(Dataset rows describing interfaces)

»»

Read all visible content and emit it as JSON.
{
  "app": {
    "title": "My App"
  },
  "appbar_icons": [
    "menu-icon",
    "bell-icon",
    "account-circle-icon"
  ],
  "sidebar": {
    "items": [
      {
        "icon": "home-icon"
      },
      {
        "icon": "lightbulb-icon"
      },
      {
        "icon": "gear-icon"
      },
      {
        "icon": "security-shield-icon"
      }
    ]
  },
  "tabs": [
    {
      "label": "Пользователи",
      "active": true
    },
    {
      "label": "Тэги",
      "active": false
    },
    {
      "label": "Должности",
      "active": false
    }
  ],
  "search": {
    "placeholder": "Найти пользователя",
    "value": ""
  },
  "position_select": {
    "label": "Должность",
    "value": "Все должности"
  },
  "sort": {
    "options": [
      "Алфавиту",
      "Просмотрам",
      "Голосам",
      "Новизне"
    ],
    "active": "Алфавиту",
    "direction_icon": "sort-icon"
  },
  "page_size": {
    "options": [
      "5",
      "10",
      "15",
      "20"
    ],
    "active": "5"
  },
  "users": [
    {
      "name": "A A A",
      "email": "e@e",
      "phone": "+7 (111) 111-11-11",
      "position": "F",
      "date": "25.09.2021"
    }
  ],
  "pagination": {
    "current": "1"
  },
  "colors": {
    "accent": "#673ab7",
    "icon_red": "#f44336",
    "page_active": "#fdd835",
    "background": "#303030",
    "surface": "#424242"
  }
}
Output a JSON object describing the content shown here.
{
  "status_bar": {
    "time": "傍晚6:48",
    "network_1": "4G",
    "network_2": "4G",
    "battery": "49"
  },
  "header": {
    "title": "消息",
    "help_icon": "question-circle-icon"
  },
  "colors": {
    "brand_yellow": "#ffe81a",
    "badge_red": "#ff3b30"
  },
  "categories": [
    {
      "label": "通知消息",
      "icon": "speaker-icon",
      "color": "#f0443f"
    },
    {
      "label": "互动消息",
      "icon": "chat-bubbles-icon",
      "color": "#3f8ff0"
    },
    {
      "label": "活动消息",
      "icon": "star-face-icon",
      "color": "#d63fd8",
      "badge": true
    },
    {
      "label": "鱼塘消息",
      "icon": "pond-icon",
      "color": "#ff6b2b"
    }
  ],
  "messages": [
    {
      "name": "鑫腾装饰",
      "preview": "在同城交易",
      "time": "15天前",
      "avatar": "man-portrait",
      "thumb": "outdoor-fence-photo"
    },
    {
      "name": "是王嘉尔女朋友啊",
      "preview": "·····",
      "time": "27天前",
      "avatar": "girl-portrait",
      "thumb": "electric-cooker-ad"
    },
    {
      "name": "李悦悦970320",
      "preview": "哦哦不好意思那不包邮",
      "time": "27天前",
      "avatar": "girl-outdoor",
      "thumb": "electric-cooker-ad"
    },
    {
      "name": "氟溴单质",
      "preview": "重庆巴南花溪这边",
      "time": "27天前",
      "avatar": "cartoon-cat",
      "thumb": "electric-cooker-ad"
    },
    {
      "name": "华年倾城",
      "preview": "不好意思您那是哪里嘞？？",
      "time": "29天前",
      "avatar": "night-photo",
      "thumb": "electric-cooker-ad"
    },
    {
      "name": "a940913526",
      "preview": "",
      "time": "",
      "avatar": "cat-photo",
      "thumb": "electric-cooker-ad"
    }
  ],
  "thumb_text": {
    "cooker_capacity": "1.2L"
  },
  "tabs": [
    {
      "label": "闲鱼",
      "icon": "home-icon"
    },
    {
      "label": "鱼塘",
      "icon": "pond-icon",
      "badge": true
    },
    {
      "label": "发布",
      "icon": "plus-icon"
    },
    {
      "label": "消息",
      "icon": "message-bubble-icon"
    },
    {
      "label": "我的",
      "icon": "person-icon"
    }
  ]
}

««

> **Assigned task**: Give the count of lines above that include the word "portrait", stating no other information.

> **Exercise response**: 2